--- Exercise data Enclosed Below ---

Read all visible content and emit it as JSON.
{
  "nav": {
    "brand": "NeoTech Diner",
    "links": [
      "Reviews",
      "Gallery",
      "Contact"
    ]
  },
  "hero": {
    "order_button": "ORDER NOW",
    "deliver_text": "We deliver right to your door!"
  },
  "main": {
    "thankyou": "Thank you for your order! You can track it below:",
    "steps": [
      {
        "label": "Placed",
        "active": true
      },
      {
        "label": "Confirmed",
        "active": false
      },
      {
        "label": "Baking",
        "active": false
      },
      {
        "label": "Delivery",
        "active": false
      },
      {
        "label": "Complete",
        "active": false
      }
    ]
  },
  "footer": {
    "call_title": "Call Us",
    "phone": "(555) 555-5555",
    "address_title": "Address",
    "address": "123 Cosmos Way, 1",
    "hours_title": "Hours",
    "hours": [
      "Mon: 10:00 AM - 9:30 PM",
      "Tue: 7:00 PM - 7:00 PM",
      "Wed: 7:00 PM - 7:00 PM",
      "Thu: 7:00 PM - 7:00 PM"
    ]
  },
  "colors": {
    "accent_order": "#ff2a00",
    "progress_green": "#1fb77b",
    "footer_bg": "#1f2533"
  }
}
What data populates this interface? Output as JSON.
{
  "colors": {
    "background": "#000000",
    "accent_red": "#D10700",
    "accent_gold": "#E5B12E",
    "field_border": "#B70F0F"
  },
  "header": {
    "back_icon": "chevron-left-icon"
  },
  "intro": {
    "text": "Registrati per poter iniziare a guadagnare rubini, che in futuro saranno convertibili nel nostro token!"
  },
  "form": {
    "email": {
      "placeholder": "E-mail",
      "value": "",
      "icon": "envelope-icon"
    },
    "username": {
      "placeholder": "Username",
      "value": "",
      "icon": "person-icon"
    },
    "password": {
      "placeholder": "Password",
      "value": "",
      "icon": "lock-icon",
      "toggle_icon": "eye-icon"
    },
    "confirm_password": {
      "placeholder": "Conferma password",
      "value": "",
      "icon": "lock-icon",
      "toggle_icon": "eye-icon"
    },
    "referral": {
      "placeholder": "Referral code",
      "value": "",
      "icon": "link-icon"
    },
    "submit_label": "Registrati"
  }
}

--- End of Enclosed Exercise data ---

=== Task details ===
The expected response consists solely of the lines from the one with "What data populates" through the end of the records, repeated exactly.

=== Reply ===
What data populates this interface? Output as JSON.
{
  "colors": {
    "background": "#000000",
    "accent_red": "#D10700",
    "accent_gold": "#E5B12E",
    "field_border": "#B70F0F"
  },
  "header": {
    "back_icon": "chevron-left-icon"
  },
  "intro": {
    "text": "Registrati per poter iniziare a guadagnare rubini, che in futuro saranno convertibili nel nostro token!"
  },
  "form": {
    "email": {
      "placeholder": "E-mail",
      "value": "",
      "icon": "envelope-icon"
    },
    "username": {
      "placeholder": "Username",
      "value": "",
      "icon": "person-icon"
    },
    "password": {
      "placeholder": "Password",
      "value": "",
      "icon": "lock-icon",
      "toggle_icon": "eye-icon"
    },
    "confirm_password": {
      "placeholder": "Conferma password",
      "value": "",
      "icon": "lock-icon",
      "toggle_icon": "eye-icon"
    },
    "referral": {
      "placeholder": "Referral code",
      "value": "",
      "icon": "link-icon"
    },
    "submit_label": "Registrati"
  }
}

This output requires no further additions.